The Academy wasn’t happy. But instead of putting its collective foot down and admitting their mistake – which would be the grown up thing to do – they introduced a new wrinkle to the Best Picture race: An undetermined number of Best Picture nominees that could be as few as five or as many as 10, though we wouldn’t know for sure until the choices were revealed on Oscar nom morning.
The new nomination process reportedly relies on a preferential voting system where films that receive more No. 1 votes from Academy members rank higher than their competition. This probably explains why an Oscar-bait movie like Extremely Loud and Incredibly Close got into the BP race over a widely-adored comedy like Bridesmaids, which Academy voters might have liked but wouldn’t put in a No. 1 slot. Still, very few people either inside or outside of the Academy likely could explain the intricacies of the new voting system, so why bother beating it to death here.
This is my main problem with 10, 9, 8 7 … whatever number you want to put out there. The race always boils down to two films. So why not go from five, like it used to be, to three. The Academy went in the wrong direction when it implemented its new change in 2009. Instead of more nominees, we need less.
Really, focus the Best Picture odds to three heavyweight contenders who each have a legitimate shot to win. No offense to Moneyball, which I adore. It was my favorite movie from 2011. Honestly. But it has no shot at winning Best Picture. Not a chance. So why is it even in the race? So Sony can put “Best Picture nominee” on the DVD cover? Is that going to convince you to rent it a few weeks from now?

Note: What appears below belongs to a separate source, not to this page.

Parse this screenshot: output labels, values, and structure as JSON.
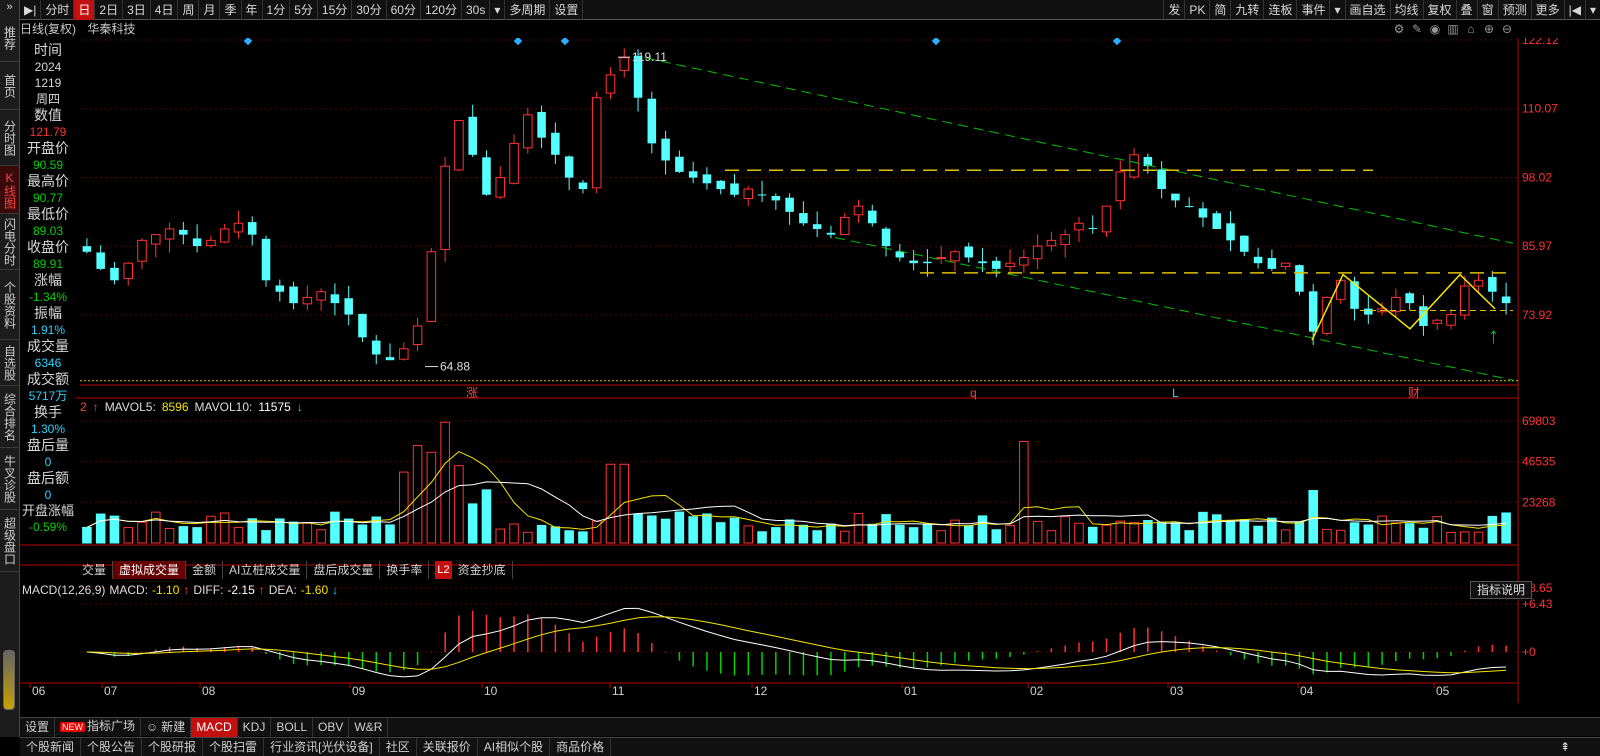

Tell me you wouldn’t be way more invested in Sunday’s telecast – at least in the final minutes of Sunday’s telecast – if The Artist, The Help and The Descendants were the only films Academy members could have voted on. That race could go in any direction! Instead, with a shallow but far-reaching pool, voters can scatter their support to the wilds and The Artist -- the likely winner – can emerge victorious.
Which is fine. It’s a good film. Heck, I’d argue it’s a great film. I really loved it. But I hate 9 nominees, particularly when six or seven of them are also-rans in their own category. At least I can take comfort in the fact that the schizophrenic Academy’s bound to make another change in a year or two, probably expanding the field to 64 so we can have a March Madness-style playoff between Oscar contenders. Come to think of it, that’s not such a terrible idea.
(Oscars image via Konstantin Sutyagin / Shutterstock.com)